All of the records below need to be copied exactly.

***** DATA EXTRACT

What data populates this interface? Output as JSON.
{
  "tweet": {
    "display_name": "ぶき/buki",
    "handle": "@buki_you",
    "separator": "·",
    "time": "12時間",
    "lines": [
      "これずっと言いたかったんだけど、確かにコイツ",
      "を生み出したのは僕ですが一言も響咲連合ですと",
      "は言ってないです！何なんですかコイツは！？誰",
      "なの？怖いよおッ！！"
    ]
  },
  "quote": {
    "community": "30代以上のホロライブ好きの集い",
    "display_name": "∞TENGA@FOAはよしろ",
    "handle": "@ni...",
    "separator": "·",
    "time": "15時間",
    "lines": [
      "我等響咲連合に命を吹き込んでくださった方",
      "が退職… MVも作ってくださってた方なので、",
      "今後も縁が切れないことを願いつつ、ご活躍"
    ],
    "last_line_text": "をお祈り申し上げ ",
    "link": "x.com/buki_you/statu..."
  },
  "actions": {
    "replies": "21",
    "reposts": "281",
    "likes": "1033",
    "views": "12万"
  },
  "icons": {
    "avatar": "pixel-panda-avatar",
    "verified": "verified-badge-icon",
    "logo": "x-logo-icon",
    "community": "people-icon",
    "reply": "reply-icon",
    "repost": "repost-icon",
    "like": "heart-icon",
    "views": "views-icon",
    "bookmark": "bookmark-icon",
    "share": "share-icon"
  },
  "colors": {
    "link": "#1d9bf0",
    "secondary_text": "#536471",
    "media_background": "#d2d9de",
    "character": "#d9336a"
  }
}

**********

#### [WRITTEN ANSWER]
What data populates this interface? Output as JSON.
{
  "tweet": {
    "display_name": "ぶき/buki",
    "handle": "@buki_you",
    "separator": "·",
    "time": "12時間",
    "lines": [
      "これずっと言いたかったんだけど、確かにコイツ",
      "を生み出したのは僕ですが一言も響咲連合ですと",
      "は言ってないです！何なんですかコイツは！？誰",
      "なの？怖いよおッ！！"
    ]
  },
  "quote": {
    "community": "30代以上のホロライブ好きの集い",
    "display_name": "∞TENGA@FOAはよしろ",
    "handle": "@ni...",
    "separator": "·",
    "time": "15時間",
    "lines": [
      "我等響咲連合に命を吹き込んでくださった方",
      "が退職… MVも作ってくださってた方なので、",
      "今後も縁が切れないことを願いつつ、ご活躍"
    ],
    "last_line_text": "をお祈り申し上げ ",
    "link": "x.com/buki_you/statu..."
  },
  "actions": {
    "replies": "21",
    "reposts": "281",
    "likes": "1033",
    "views": "12万"
  },
  "icons": {
    "avatar": "pixel-panda-avatar",
    "verified": "verified-badge-icon",
    "logo": "x-logo-icon",
    "community": "people-icon",
    "reply": "reply-icon",
    "repost": "repost-icon",
    "like": "heart-icon",
    "views": "views-icon",
    "bookmark": "bookmark-icon",
    "share": "share-icon"
  },
  "colors": {
    "link": "#1d9bf0",
    "secondary_text": "#536471",
    "media_background": "#d2d9de",
    "character": "#d9336a"
  }
}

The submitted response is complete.